Daylight Savings Time (DST) ended in North America on Sunday, November 3rd. That means, we’re back on Standard Time until March 8th, 2020. You probably forgot to change the clock on your camera, though!
Having the correct date and time set in your camera is important because the time stamp that’s embedded in your digital images can be used for record-keeping, and to sync up with GPS track logs.
Most cameras today offer an easy way to set the clock for Daylight Savings Time
First, find the “Time and Date” menu item in your camera’s settings. Next, see if there is a Daylight Savings or “DST” option. If so, simply set it to OFF and your camera’s clock will “fall back” one hour. If it was already set to OFF, then you’ll need to manually adjust the camera clock. In spring, when DST returns, change the DST setting to ON.
This cool floating frame effect is easy to create in Photoshop CC

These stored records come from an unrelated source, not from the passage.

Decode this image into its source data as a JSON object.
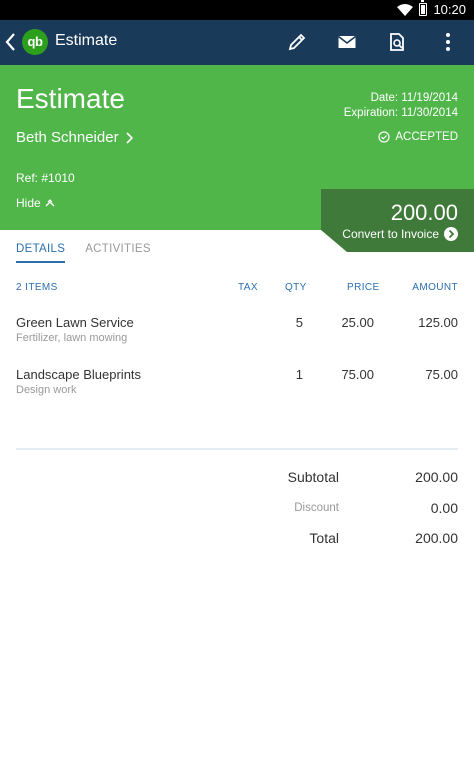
{
  "status_bar": {
    "time": "10:20"
  },
  "app_bar": {
    "logo_text": "qb",
    "title": "Estimate"
  },
  "header": {
    "title": "Estimate",
    "date": "Date: 11/19/2014",
    "expiration": "Expiration: 11/30/2014",
    "customer": "Beth Schneider",
    "status": "ACCEPTED",
    "ref": "Ref: #1010",
    "hide": "Hide",
    "total": "200.00",
    "convert": "Convert to Invoice"
  },
  "tabs": [
    {
      "label": "DETAILS"
    },
    {
      "label": "ACTIVITIES"
    }
  ],
  "table": {
    "headers": {
      "items": "2  ITEMS",
      "tax": "TAX",
      "qty": "QTY",
      "price": "PRICE",
      "amount": "AMOUNT"
    },
    "rows": [
      {
        "name": "Green Lawn Service",
        "desc": "Fertilizer, lawn mowing",
        "qty": "5",
        "price": "25.00",
        "amount": "125.00"
      },
      {
        "name": "Landscape Blueprints",
        "desc": "Design work",
        "qty": "1",
        "price": "75.00",
        "amount": "75.00"
      }
    ]
  },
  "summary": {
    "subtotal_label": "Subtotal",
    "subtotal": "200.00",
    "discount_label": "Discount",
    "discount": "0.00",
    "total_label": "Total",
    "total": "200.00"
  },
  "colors": {
    "app_bar": "#1a3a5a",
    "header_green": "#51b64a",
    "total_box": "#3f7a3a",
    "accent_blue": "#2b6fb0"
  }
}
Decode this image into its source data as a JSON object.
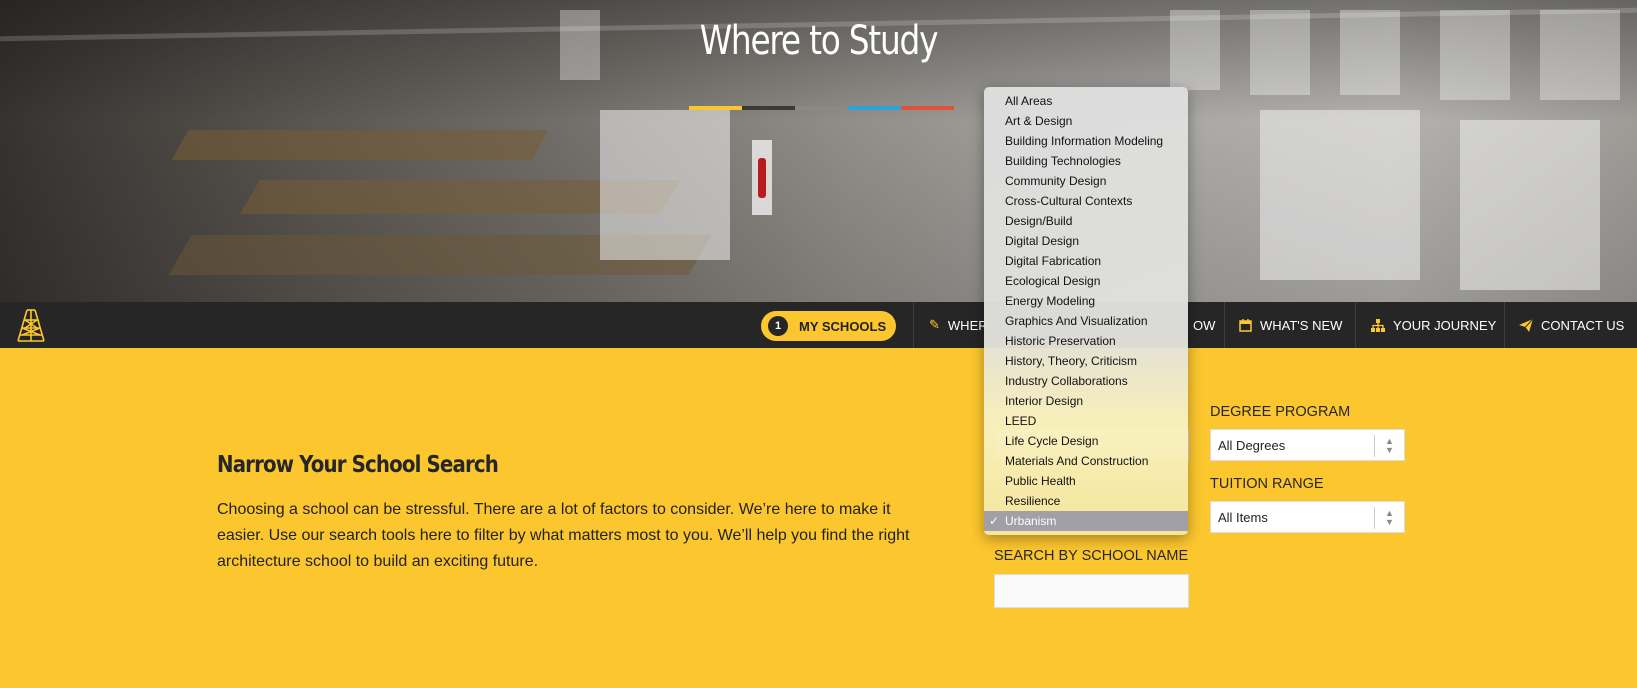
{
  "hero": {
    "title": "Where to Study",
    "bar_colors": [
      "#fcc72e",
      "#3b3b33",
      "#8a8a84",
      "#2aa3d6",
      "#e1523d"
    ]
  },
  "nav": {
    "my_schools": {
      "count": "1",
      "label": "MY SCHOOLS"
    },
    "items": [
      {
        "label": "WHER",
        "icon": "pencil-icon"
      },
      {
        "label": "OW",
        "icon": ""
      },
      {
        "label": "WHAT'S NEW",
        "icon": "calendar-icon"
      },
      {
        "label": "YOUR JOURNEY",
        "icon": "sitemap-icon"
      },
      {
        "label": "CONTACT US",
        "icon": "paper-plane-icon"
      }
    ]
  },
  "content": {
    "title": "Narrow Your School Search",
    "intro": "Choosing a school can be stressful. There are a lot of factors to consider. We’re here to make it easier. Use our search tools here to filter by what matters most to you. We’ll help you find the right architecture school to build an exciting future."
  },
  "filters": {
    "degree_label": "DEGREE PROGRAM",
    "degree_value": "All Degrees",
    "tuition_label": "TUITION RANGE",
    "tuition_value": "All Items",
    "search_label": "SEARCH BY SCHOOL NAME",
    "search_value": ""
  },
  "dropdown": {
    "selected": "Urbanism",
    "check": "✓",
    "options": [
      "All Areas",
      "Art & Design",
      "Building Information Modeling",
      "Building Technologies",
      "Community Design",
      "Cross-Cultural Contexts",
      "Design/Build",
      "Digital Design",
      "Digital Fabrication",
      "Ecological Design",
      "Energy Modeling",
      "Graphics And Visualization",
      "Historic Preservation",
      "History, Theory, Criticism",
      "Industry Collaborations",
      "Interior Design",
      "LEED",
      "Life Cycle Design",
      "Materials And Construction",
      "Public Health",
      "Resilience",
      "Urbanism"
    ]
  }
}
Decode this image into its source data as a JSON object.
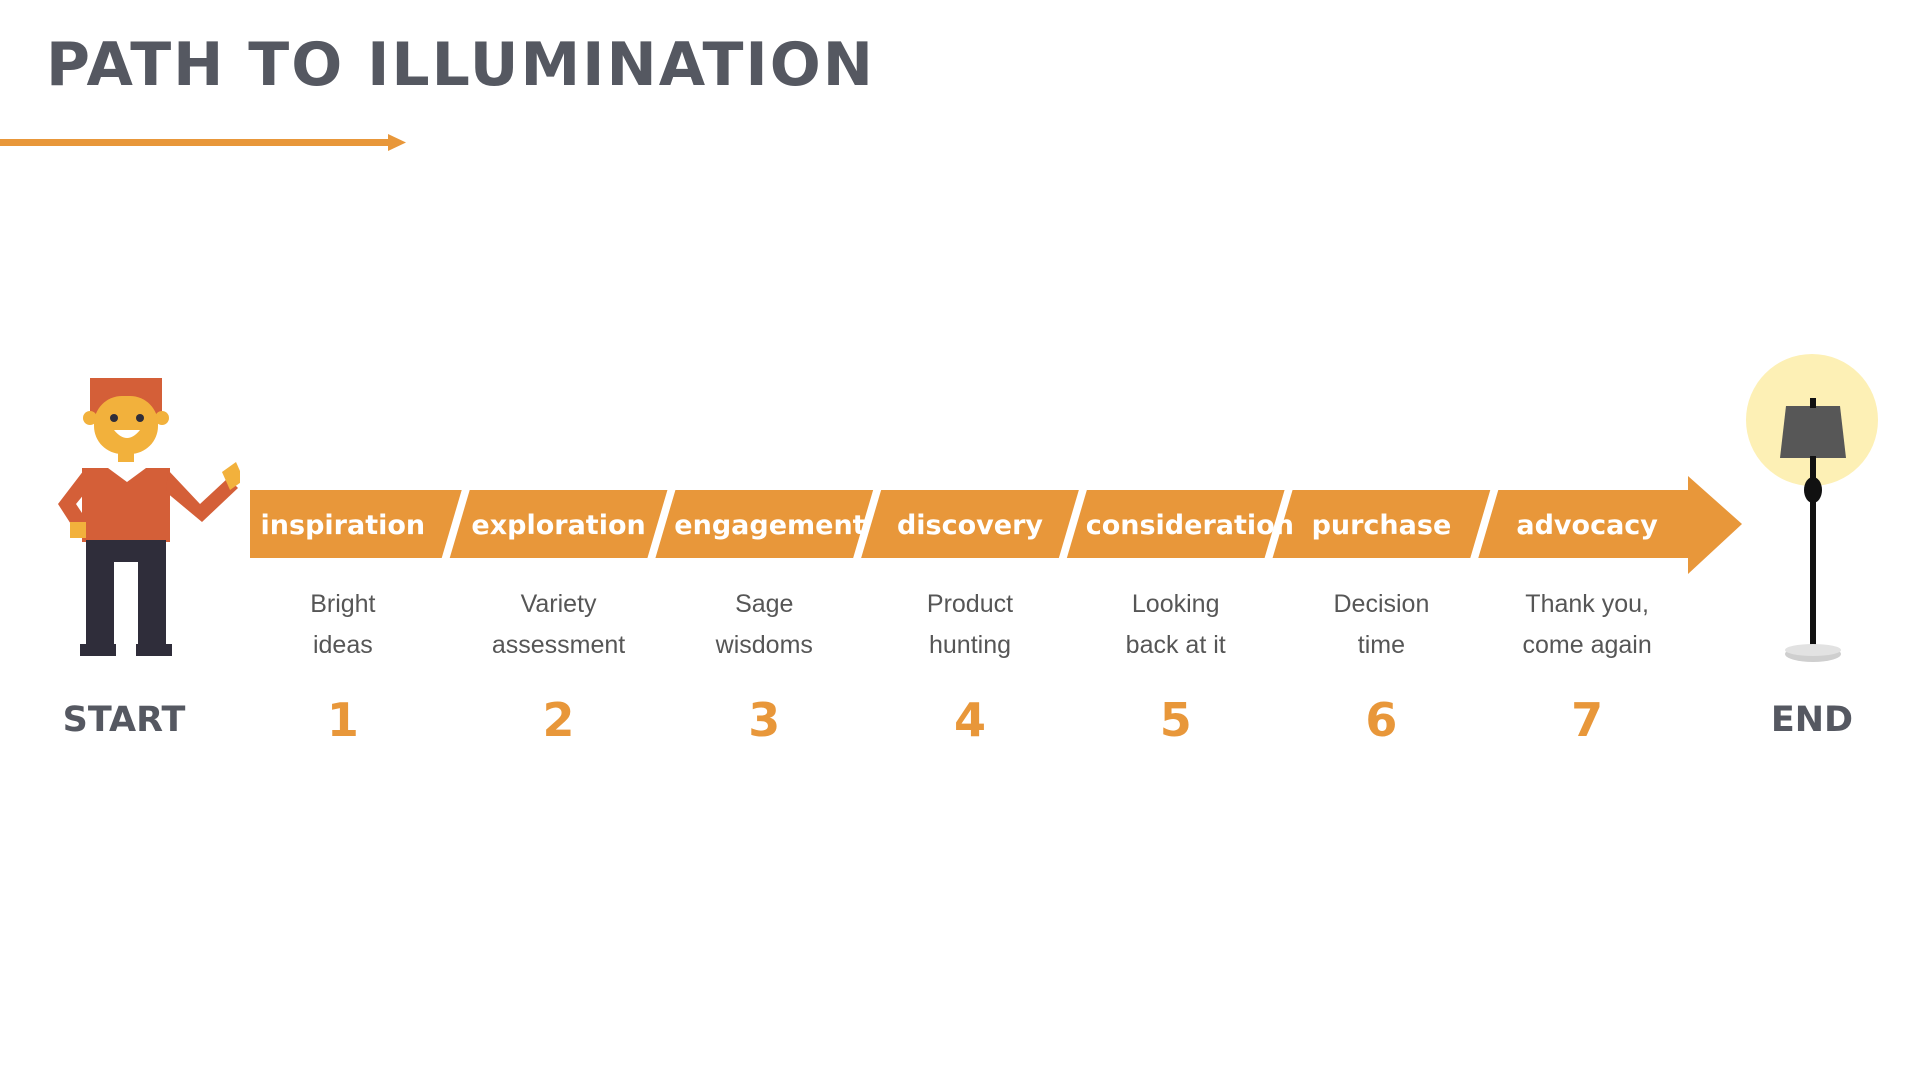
{
  "title": "PATH TO ILLUMINATION",
  "start_label": "START",
  "end_label": "END",
  "colors": {
    "accent": "#e8973a",
    "title": "#555861",
    "text": "#565656",
    "lamp_glow": "#fdf0b5"
  },
  "icons": {
    "start": "person-icon",
    "end": "floor-lamp-icon"
  },
  "stages": [
    {
      "number": "1",
      "label": "inspiration",
      "desc": [
        "Bright",
        "ideas"
      ]
    },
    {
      "number": "2",
      "label": "exploration",
      "desc": [
        "Variety",
        "assessment"
      ]
    },
    {
      "number": "3",
      "label": "engagement",
      "desc": [
        "Sage",
        "wisdoms"
      ]
    },
    {
      "number": "4",
      "label": "discovery",
      "desc": [
        "Product",
        "hunting"
      ]
    },
    {
      "number": "5",
      "label": "consideration",
      "desc": [
        "Looking",
        "back at it"
      ]
    },
    {
      "number": "6",
      "label": "purchase",
      "desc": [
        "Decision",
        "time"
      ]
    },
    {
      "number": "7",
      "label": "advocacy",
      "desc": [
        "Thank you,",
        "come again"
      ]
    }
  ]
}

I sometimes like to present my photos online with a nice “floating” effect. It’s easy to do in Adobe Photoshop, which is included when you subscribe to Adobe Lightroom Classic CC. Here’s how you do it:
If you’re looking to transform your images from snapshots into stunning creative photos, try experimenting with long exposure photographs. All you need is a camera that supports bulb exposure mode, a tripod, and in some cases a dark filter. In twilight conditions, long exposure photographs are pretty easy. Set your lens aperture to f/16 or f/22 and then set your camera’s ISO value to its the lowest possible setting.
To capture long exposure photographs during the day, you’ll need to add a dark filter to your lens. These filters, called a solid neutral density filters, enable you to capture a long exposure photograph during the day. In either case, keep in mind that you’ll need a solid tripod to make a long exposure photograph.
How Long Exposure Photographs Transform Your Images
If you’re using one of the new iMacs or MacBooks with Retina Display for Adobe Photoshop, you may have noticed that your images look very small when selecting, View–> Print Size. That’s because the retina display has a MUCH higher resolution than the typical CRT or LCD monitor. Most displays have a screen resolution around 72 pixels per inch (ppi), which is far less than what you get with a retina display.